Diffstat (limited to 'fs/read_write.c')
1 files changed, 3 insertions, 2 deletions
diff --git a/fs/read_write.c b/fs/read_write.c
index 177ccc3d405a..61b43ad7608e 100644
--- a/fs/read_write.c
+++ b/fs/read_write.c
@@ -560,12 +560,13 @@ ssize_t vfs_write(struct file *file, const char __user *buf, size_t count, loff_
static inline loff_t file_pos_read(struct file *file)
- return file->f_pos;
+ return file->f_mode & FMODE_STREAM ? 0 : file->f_pos;
static inline void file_pos_write(struct file *file, loff_t pos)
- file->f_pos = pos;
+ if ((file->f_mode & FMODE_STREAM) == 0)
+ file->f_pos = pos;

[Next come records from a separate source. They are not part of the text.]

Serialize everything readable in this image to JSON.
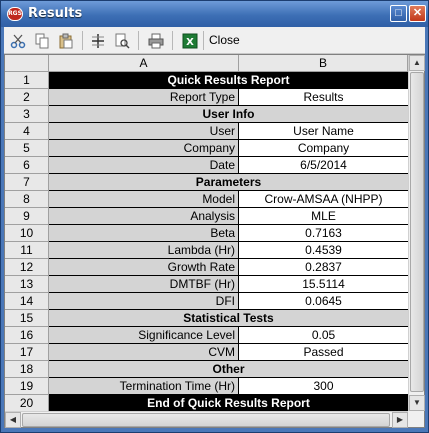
{
  "window": {
    "title": "Results",
    "app_icon_text": "RGS",
    "maximize_icon": "maximize-icon",
    "close_icon": "close-icon",
    "accent_color": "#3d6fb5"
  },
  "toolbar": {
    "icons": [
      "cut-icon",
      "copy-icon",
      "paste-icon",
      "split-icon",
      "find-icon",
      "print-icon",
      "excel-icon"
    ],
    "close_label": "Close"
  },
  "sheet": {
    "columns": [
      "A",
      "B"
    ],
    "rows": [
      {
        "num": "1",
        "type": "black",
        "text": "Quick Results Report"
      },
      {
        "num": "2",
        "type": "pair",
        "a": "Report Type",
        "b": "Results"
      },
      {
        "num": "3",
        "type": "section",
        "text": "User Info"
      },
      {
        "num": "4",
        "type": "pair",
        "a": "User",
        "b": "User Name"
      },
      {
        "num": "5",
        "type": "pair",
        "a": "Company",
        "b": "Company"
      },
      {
        "num": "6",
        "type": "pair",
        "a": "Date",
        "b": "6/5/2014"
      },
      {
        "num": "7",
        "type": "section",
        "text": "Parameters"
      },
      {
        "num": "8",
        "type": "pair",
        "a": "Model",
        "b": "Crow-AMSAA (NHPP)"
      },
      {
        "num": "9",
        "type": "pair",
        "a": "Analysis",
        "b": "MLE"
      },
      {
        "num": "10",
        "type": "pair",
        "a": "Beta",
        "b": "0.7163"
      },
      {
        "num": "11",
        "type": "pair",
        "a": "Lambda (Hr)",
        "b": "0.4539"
      },
      {
        "num": "12",
        "type": "pair",
        "a": "Growth Rate",
        "b": "0.2837"
      },
      {
        "num": "13",
        "type": "pair",
        "a": "DMTBF (Hr)",
        "b": "15.5114"
      },
      {
        "num": "14",
        "type": "pair",
        "a": "DFI",
        "b": "0.0645"
      },
      {
        "num": "15",
        "type": "section",
        "text": "Statistical Tests"
      },
      {
        "num": "16",
        "type": "pair",
        "a": "Significance Level",
        "b": "0.05"
      },
      {
        "num": "17",
        "type": "pair",
        "a": "CVM",
        "b": "Passed"
      },
      {
        "num": "18",
        "type": "section",
        "text": "Other"
      },
      {
        "num": "19",
        "type": "pair",
        "a": "Termination Time (Hr)",
        "b": "300"
      },
      {
        "num": "20",
        "type": "black",
        "text": "End of Quick Results Report"
      }
    ]
  }
}
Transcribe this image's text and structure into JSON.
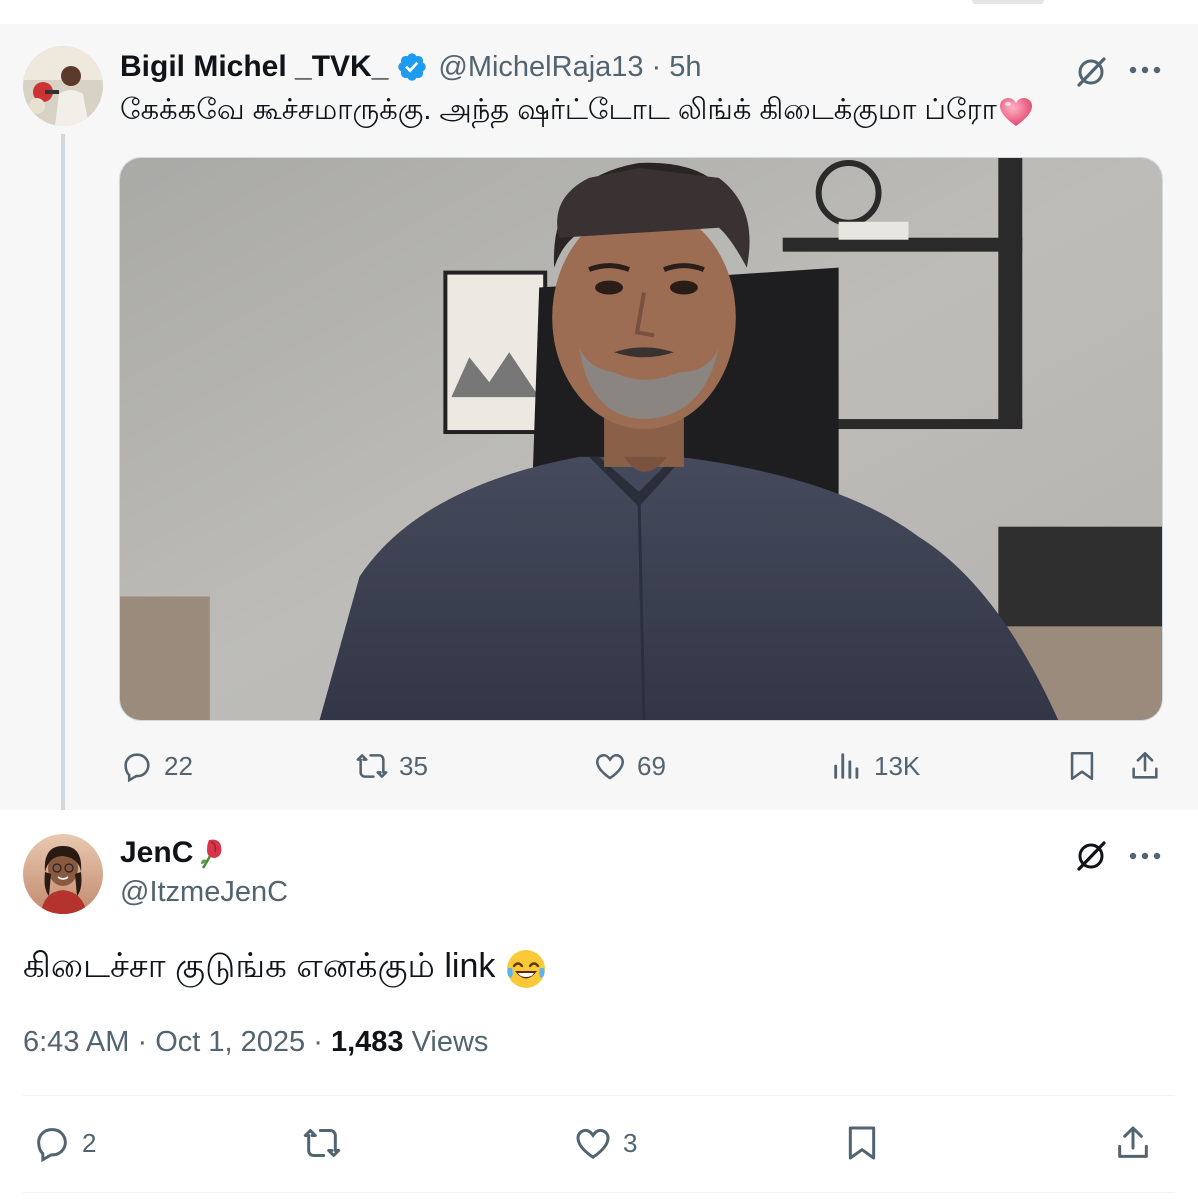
{
  "parent_tweet": {
    "author_name": "Bigil Michel _TVK_",
    "handle": "@MichelRaja13",
    "separator": "·",
    "time": "5h",
    "text": "கேக்கவே கூச்சமாருக்கு. அந்த ஷர்ட்டோட லிங்க் கிடைக்குமா ப்ரோ",
    "emoji": "heart-emoji",
    "verified": true,
    "stats": {
      "replies": "22",
      "reposts": "35",
      "likes": "69",
      "views": "13K"
    }
  },
  "reply_tweet": {
    "author_name": "JenC",
    "name_emoji": "rose-emoji",
    "handle": "@ItzmeJenC",
    "text": "கிடைச்சா குடுங்க எனக்கும் link",
    "text_emoji": "laughing-tears-emoji",
    "time": "6:43 AM",
    "separator1": "·",
    "date": "Oct 1, 2025",
    "separator2": "·",
    "views_count": "1,483",
    "views_label": "Views",
    "stats": {
      "replies": "2",
      "likes": "3"
    }
  },
  "colors": {
    "secondary_text": "#536471",
    "primary_text": "#0f1419",
    "verified_blue": "#1d9bf0",
    "thread_line": "#cfd9de"
  }
}
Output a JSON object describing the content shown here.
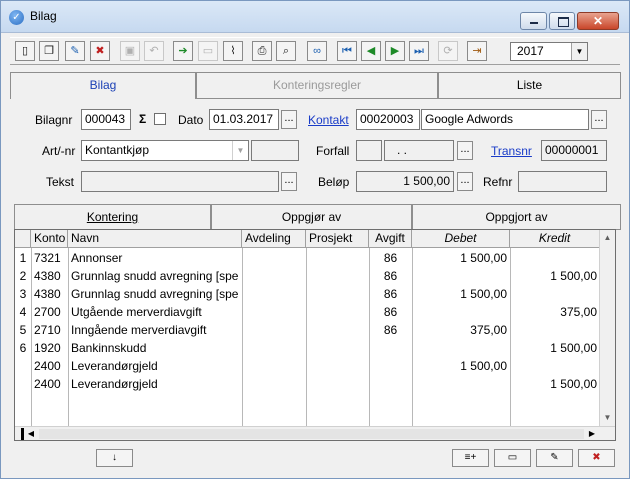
{
  "window": {
    "title": "Bilag",
    "icon": "checkmark-circle-icon"
  },
  "toolbar": {
    "buttons": [
      {
        "icon": "new-document-icon",
        "glyph": "▯"
      },
      {
        "icon": "copy-document-icon",
        "glyph": "❐"
      },
      {
        "icon": "edit-record-icon",
        "glyph": "✎"
      },
      {
        "icon": "delete-record-icon",
        "glyph": "✖"
      },
      {
        "icon": "save-icon",
        "glyph": "▣"
      },
      {
        "icon": "undo-icon",
        "glyph": "↶"
      },
      {
        "icon": "export-icon",
        "glyph": "➔"
      },
      {
        "icon": "open-folder-icon",
        "glyph": "▭"
      },
      {
        "icon": "attachment-icon",
        "glyph": "⌇"
      },
      {
        "icon": "print-icon",
        "glyph": "⎙"
      },
      {
        "icon": "print-preview-icon",
        "glyph": "⌕"
      },
      {
        "icon": "search-binoculars-icon",
        "glyph": "∞"
      },
      {
        "icon": "first-record-icon",
        "glyph": "⏮"
      },
      {
        "icon": "previous-record-icon",
        "glyph": "◀"
      },
      {
        "icon": "next-record-icon",
        "glyph": "▶"
      },
      {
        "icon": "last-record-icon",
        "glyph": "⏭"
      },
      {
        "icon": "refresh-icon",
        "glyph": "⟳"
      },
      {
        "icon": "exit-door-icon",
        "glyph": "⇥"
      }
    ],
    "year": "2017"
  },
  "top_tabs": [
    {
      "label": "Bilag"
    },
    {
      "label": "Konteringsregler"
    },
    {
      "label": "Liste"
    }
  ],
  "form": {
    "bilagnr_label": "Bilagnr",
    "bilagnr_value": "000043",
    "sigma_label": "Σ",
    "dato_label": "Dato",
    "dato_value": "01.03.2017",
    "kontakt_label": "Kontakt",
    "kontakt_id": "00020003",
    "kontakt_name": "Google Adwords",
    "artnr_label": "Art/-nr",
    "artnr_value": "Kontantkjøp",
    "forfall_label": "Forfall",
    "forfall_value": ". .",
    "transnr_label": "Transnr",
    "transnr_value": "00000001",
    "tekst_label": "Tekst",
    "tekst_value": "",
    "belop_label": "Beløp",
    "belop_value": "1 500,00",
    "refnr_label": "Refnr",
    "refnr_value": "",
    "ellipsis": "..."
  },
  "bottom_tabs": [
    {
      "label": "Kontering"
    },
    {
      "label": "Oppgjør av"
    },
    {
      "label": "Oppgjort av"
    }
  ],
  "grid": {
    "headers": {
      "konto": "Konto",
      "navn": "Navn",
      "avdeling": "Avdeling",
      "prosjekt": "Prosjekt",
      "avgift": "Avgift",
      "debet": "Debet",
      "kredit": "Kredit"
    },
    "rows": [
      {
        "nr": "1",
        "konto": "7321",
        "navn": "Annonser",
        "avgift": "86",
        "debet": "1 500,00",
        "kredit": ""
      },
      {
        "nr": "2",
        "konto": "4380",
        "navn": "Grunnlag snudd avregning [spe",
        "avgift": "86",
        "debet": "",
        "kredit": "1 500,00"
      },
      {
        "nr": "3",
        "konto": "4380",
        "navn": "Grunnlag snudd avregning [spe",
        "avgift": "86",
        "debet": "1 500,00",
        "kredit": ""
      },
      {
        "nr": "4",
        "konto": "2700",
        "navn": "Utgående merverdiavgift",
        "avgift": "86",
        "debet": "",
        "kredit": "375,00"
      },
      {
        "nr": "5",
        "konto": "2710",
        "navn": "Inngående merverdiavgift",
        "avgift": "86",
        "debet": "375,00",
        "kredit": ""
      },
      {
        "nr": "6",
        "konto": "1920",
        "navn": "Bankinnskudd",
        "avgift": "",
        "debet": "",
        "kredit": "1 500,00"
      },
      {
        "nr": "",
        "konto": "2400",
        "navn": "Leverandørgjeld",
        "avgift": "",
        "debet": "1 500,00",
        "kredit": ""
      },
      {
        "nr": "",
        "konto": "2400",
        "navn": "Leverandørgjeld",
        "avgift": "",
        "debet": "",
        "kredit": "1 500,00"
      }
    ]
  },
  "status_buttons": [
    {
      "icon": "arrow-down-icon",
      "glyph": "↓"
    },
    {
      "icon": "add-line-icon",
      "glyph": "≡+"
    },
    {
      "icon": "insert-line-icon",
      "glyph": "▭"
    },
    {
      "icon": "edit-line-icon",
      "glyph": "✎"
    },
    {
      "icon": "delete-line-icon",
      "glyph": "✖"
    }
  ]
}
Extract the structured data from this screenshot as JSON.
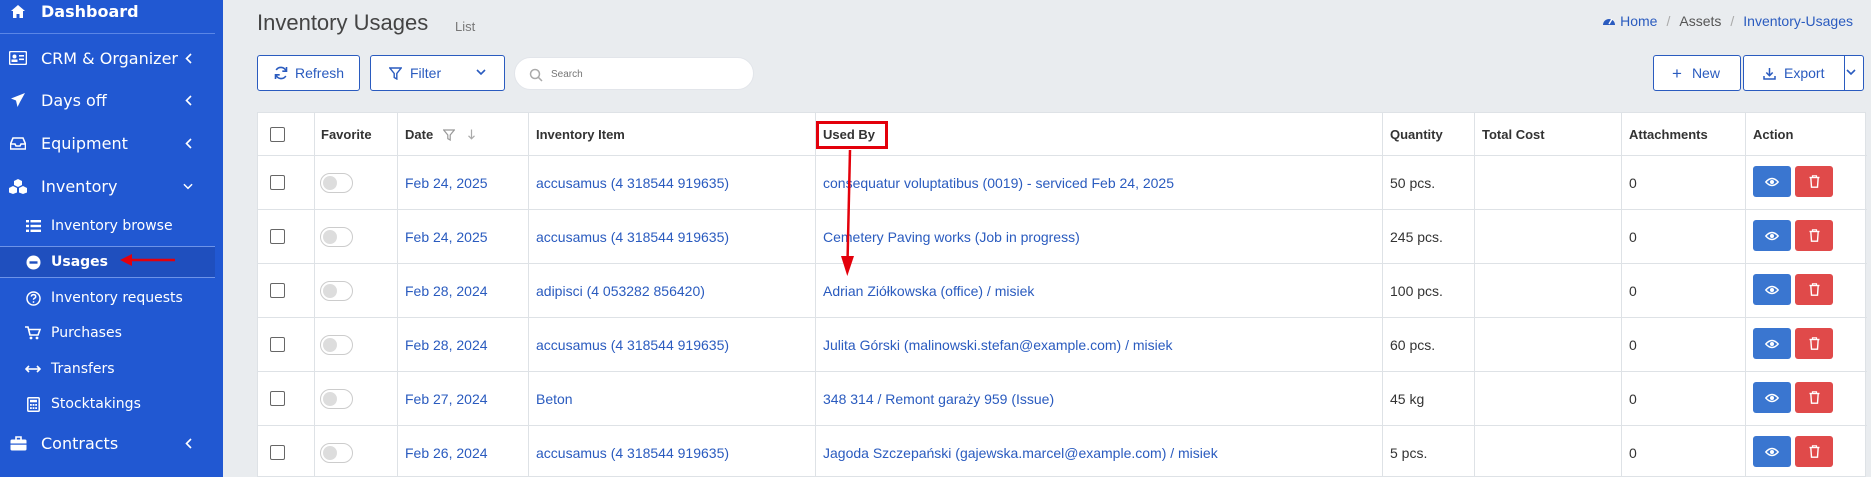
{
  "sidebar": {
    "items": [
      {
        "label": "Dashboard",
        "icon": "home-icon"
      },
      {
        "label": "CRM & Organizer",
        "icon": "id-card-icon"
      },
      {
        "label": "Days off",
        "icon": "plane-icon"
      },
      {
        "label": "Equipment",
        "icon": "tray-icon"
      },
      {
        "label": "Inventory",
        "icon": "cubes-icon"
      },
      {
        "label": "Contracts",
        "icon": "briefcase-icon"
      }
    ],
    "subitems": [
      {
        "label": "Inventory browse",
        "icon": "list-icon"
      },
      {
        "label": "Usages",
        "icon": "minus-circle-icon"
      },
      {
        "label": "Inventory requests",
        "icon": "question-circle-icon"
      },
      {
        "label": "Purchases",
        "icon": "cart-icon"
      },
      {
        "label": "Transfers",
        "icon": "arrows-h-icon"
      },
      {
        "label": "Stocktakings",
        "icon": "calculator-icon"
      }
    ]
  },
  "header": {
    "title": "Inventory Usages",
    "subtitle": "List",
    "breadcrumb": [
      "Home",
      "Assets",
      "Inventory-Usages"
    ]
  },
  "toolbar": {
    "refresh_label": "Refresh",
    "filter_label": "Filter",
    "search_placeholder": "Search",
    "new_label": "New",
    "export_label": "Export"
  },
  "table": {
    "columns": [
      "Favorite",
      "Date",
      "Inventory Item",
      "Used By",
      "Quantity",
      "Total Cost",
      "Attachments",
      "Action"
    ],
    "rows": [
      {
        "date": "Feb 24, 2025",
        "item": "accusamus (4 318544 919635)",
        "used_by": "consequatur voluptatibus (0019) - serviced Feb 24, 2025",
        "quantity": "50 pcs.",
        "total_cost": "",
        "attachments": "0"
      },
      {
        "date": "Feb 24, 2025",
        "item": "accusamus (4 318544 919635)",
        "used_by": "Cemetery Paving works (Job in progress)",
        "quantity": "245 pcs.",
        "total_cost": "",
        "attachments": "0"
      },
      {
        "date": "Feb 28, 2024",
        "item": "adipisci (4 053282 856420)",
        "used_by": "Adrian Ziółkowska (office) / misiek",
        "quantity": "100 pcs.",
        "total_cost": "",
        "attachments": "0"
      },
      {
        "date": "Feb 28, 2024",
        "item": "accusamus (4 318544 919635)",
        "used_by": "Julita Górski (malinowski.stefan@example.com) / misiek",
        "quantity": "60 pcs.",
        "total_cost": "",
        "attachments": "0"
      },
      {
        "date": "Feb 27, 2024",
        "item": "Beton",
        "used_by": "348 314 / Remont garaży 959 (Issue)",
        "quantity": "45 kg",
        "total_cost": "",
        "attachments": "0"
      },
      {
        "date": "Feb 26, 2024",
        "item": "accusamus (4 318544 919635)",
        "used_by": "Jagoda Szczepański (gajewska.marcel@example.com) / misiek",
        "quantity": "5 pcs.",
        "total_cost": "",
        "attachments": "0"
      }
    ]
  },
  "colors": {
    "sidebar": "#2158d2",
    "accent": "#2a5bbf",
    "view_button": "#3a76d0",
    "delete_button": "#e04a4a",
    "annotation": "#e3000b"
  }
}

ssize_t ksys_read(unsigned int fd, char __user *buf, size_t count)